Dataset rows for apps and sites:
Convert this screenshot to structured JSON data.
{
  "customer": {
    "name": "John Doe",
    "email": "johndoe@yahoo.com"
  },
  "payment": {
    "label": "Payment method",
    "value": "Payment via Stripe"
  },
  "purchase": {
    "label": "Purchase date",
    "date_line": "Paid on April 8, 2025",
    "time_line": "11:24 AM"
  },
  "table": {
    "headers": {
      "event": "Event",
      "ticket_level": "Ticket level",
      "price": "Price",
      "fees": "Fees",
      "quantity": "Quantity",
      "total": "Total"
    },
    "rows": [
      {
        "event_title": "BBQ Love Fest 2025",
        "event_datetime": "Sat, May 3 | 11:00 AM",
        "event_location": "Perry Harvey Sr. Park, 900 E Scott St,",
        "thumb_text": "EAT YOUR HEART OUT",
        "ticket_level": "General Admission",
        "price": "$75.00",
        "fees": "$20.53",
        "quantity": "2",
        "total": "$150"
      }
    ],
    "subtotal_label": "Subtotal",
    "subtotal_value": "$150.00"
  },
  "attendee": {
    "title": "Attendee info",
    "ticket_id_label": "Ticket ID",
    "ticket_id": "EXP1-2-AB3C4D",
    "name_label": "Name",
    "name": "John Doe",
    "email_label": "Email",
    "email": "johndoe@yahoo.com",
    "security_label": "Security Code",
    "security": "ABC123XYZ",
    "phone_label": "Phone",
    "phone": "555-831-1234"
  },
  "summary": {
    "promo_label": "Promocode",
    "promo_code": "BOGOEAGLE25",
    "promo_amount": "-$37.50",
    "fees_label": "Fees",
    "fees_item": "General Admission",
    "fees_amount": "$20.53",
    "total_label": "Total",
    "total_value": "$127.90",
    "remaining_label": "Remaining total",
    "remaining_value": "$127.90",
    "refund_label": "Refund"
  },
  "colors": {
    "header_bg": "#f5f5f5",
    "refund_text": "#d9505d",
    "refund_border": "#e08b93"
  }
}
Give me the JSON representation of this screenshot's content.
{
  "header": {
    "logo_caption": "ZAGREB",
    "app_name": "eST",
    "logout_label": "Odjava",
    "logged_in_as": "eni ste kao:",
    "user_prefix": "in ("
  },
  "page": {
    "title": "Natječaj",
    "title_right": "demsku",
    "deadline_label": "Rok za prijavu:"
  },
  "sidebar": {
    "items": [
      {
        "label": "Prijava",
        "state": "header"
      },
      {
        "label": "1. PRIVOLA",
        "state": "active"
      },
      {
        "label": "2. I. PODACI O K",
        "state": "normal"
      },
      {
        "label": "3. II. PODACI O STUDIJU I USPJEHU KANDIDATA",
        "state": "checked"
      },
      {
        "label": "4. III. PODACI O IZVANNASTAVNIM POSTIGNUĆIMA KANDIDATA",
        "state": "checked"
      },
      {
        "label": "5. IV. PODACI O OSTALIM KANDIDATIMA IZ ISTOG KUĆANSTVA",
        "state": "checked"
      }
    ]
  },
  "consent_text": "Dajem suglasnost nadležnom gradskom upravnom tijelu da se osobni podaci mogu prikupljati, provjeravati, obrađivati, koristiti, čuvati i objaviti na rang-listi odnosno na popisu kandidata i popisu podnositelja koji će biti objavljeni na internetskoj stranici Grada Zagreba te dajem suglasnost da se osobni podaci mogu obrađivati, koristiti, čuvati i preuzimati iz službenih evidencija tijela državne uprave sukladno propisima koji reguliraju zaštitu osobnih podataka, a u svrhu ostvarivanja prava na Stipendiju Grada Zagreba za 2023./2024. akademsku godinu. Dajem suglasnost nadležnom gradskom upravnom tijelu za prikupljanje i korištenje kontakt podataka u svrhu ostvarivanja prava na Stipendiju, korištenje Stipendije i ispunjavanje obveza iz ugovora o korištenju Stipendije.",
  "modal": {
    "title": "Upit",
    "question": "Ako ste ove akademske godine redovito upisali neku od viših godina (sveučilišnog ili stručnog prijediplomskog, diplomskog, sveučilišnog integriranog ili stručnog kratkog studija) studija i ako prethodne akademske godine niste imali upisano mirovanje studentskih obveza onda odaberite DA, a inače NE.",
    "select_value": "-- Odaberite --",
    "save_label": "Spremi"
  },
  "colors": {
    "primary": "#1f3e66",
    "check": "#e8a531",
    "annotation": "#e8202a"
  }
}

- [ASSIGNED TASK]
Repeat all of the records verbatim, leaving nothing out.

- [EXERCISE RESPONSE]
Convert this screenshot to structured JSON data.
{
  "customer": {
    "name": "John Doe",
    "email": "johndoe@yahoo.com"
  },
  "payment": {
    "label": "Payment method",
    "value": "Payment via Stripe"
  },
  "purchase": {
    "label": "Purchase date",
    "date_line": "Paid on April 8, 2025",
    "time_line": "11:24 AM"
  },
  "table": {
    "headers": {
      "event": "Event",
      "ticket_level": "Ticket level",
      "price": "Price",
      "fees": "Fees",
      "quantity": "Quantity",
      "total": "Total"
    },
    "rows": [
      {
        "event_title": "BBQ Love Fest 2025",
        "event_datetime": "Sat, May 3 | 11:00 AM",
        "event_location": "Perry Harvey Sr. Park, 900 E Scott St,",
        "thumb_text": "EAT YOUR HEART OUT",
        "ticket_level": "General Admission",
        "price": "$75.00",
        "fees": "$20.53",
        "quantity": "2",
        "total": "$150"
      }
    ],
    "subtotal_label": "Subtotal",
    "subtotal_value": "$150.00"
  },
  "attendee": {
    "title": "Attendee info",
    "ticket_id_label": "Ticket ID",
    "ticket_id": "EXP1-2-AB3C4D",
    "name_label": "Name",
    "name": "John Doe",
    "email_label": "Email",
    "email": "johndoe@yahoo.com",
    "security_label": "Security Code",
    "security": "ABC123XYZ",
    "phone_label": "Phone",
    "phone": "555-831-1234"
  },
  "summary": {
    "promo_label": "Promocode",
    "promo_code": "BOGOEAGLE25",
    "promo_amount": "-$37.50",
    "fees_label": "Fees",
    "fees_item": "General Admission",
    "fees_amount": "$20.53",
    "total_label": "Total",
    "total_value": "$127.90",
    "remaining_label": "Remaining total",
    "remaining_value": "$127.90",
    "refund_label": "Refund"
  },
  "colors": {
    "header_bg": "#f5f5f5",
    "refund_text": "#d9505d",
    "refund_border": "#e08b93"
  }
}
Give me the JSON representation of this screenshot's content.
{
  "header": {
    "logo_caption": "ZAGREB",
    "app_name": "eST",
    "logout_label": "Odjava",
    "logged_in_as": "eni ste kao:",
    "user_prefix": "in ("
  },
  "page": {
    "title": "Natječaj",
    "title_right": "demsku",
    "deadline_label": "Rok za prijavu:"
  },
  "sidebar": {
    "items": [
      {
        "label": "Prijava",
        "state": "header"
      },
      {
        "label": "1. PRIVOLA",
        "state": "active"
      },
      {
        "label": "2. I. PODACI O K",
        "state": "normal"
      },
      {
        "label": "3. II. PODACI O STUDIJU I USPJEHU KANDIDATA",
        "state": "checked"
      },
      {
        "label": "4. III. PODACI O IZVANNASTAVNIM POSTIGNUĆIMA KANDIDATA",
        "state": "checked"
      },
      {
        "label": "5. IV. PODACI O OSTALIM KANDIDATIMA IZ ISTOG KUĆANSTVA",
        "state": "checked"
      }
    ]
  },
  "consent_text": "Dajem suglasnost nadležnom gradskom upravnom tijelu da se osobni podaci mogu prikupljati, provjeravati, obrađivati, koristiti, čuvati i objaviti na rang-listi odnosno na popisu kandidata i popisu podnositelja koji će biti objavljeni na internetskoj stranici Grada Zagreba te dajem suglasnost da se osobni podaci mogu obrađivati, koristiti, čuvati i preuzimati iz službenih evidencija tijela državne uprave sukladno propisima koji reguliraju zaštitu osobnih podataka, a u svrhu ostvarivanja prava na Stipendiju Grada Zagreba za 2023./2024. akademsku godinu. Dajem suglasnost nadležnom gradskom upravnom tijelu za prikupljanje i korištenje kontakt podataka u svrhu ostvarivanja prava na Stipendiju, korištenje Stipendije i ispunjavanje obveza iz ugovora o korištenju Stipendije.",
  "modal": {
    "title": "Upit",
    "question": "Ako ste ove akademske godine redovito upisali neku od viših godina (sveučilišnog ili stručnog prijediplomskog, diplomskog, sveučilišnog integriranog ili stručnog kratkog studija) studija i ako prethodne akademske godine niste imali upisano mirovanje studentskih obveza onda odaberite DA, a inače NE.",
    "select_value": "-- Odaberite --",
    "save_label": "Spremi"
  },
  "colors": {
    "primary": "#1f3e66",
    "check": "#e8a531",
    "annotation": "#e8202a"
  }
}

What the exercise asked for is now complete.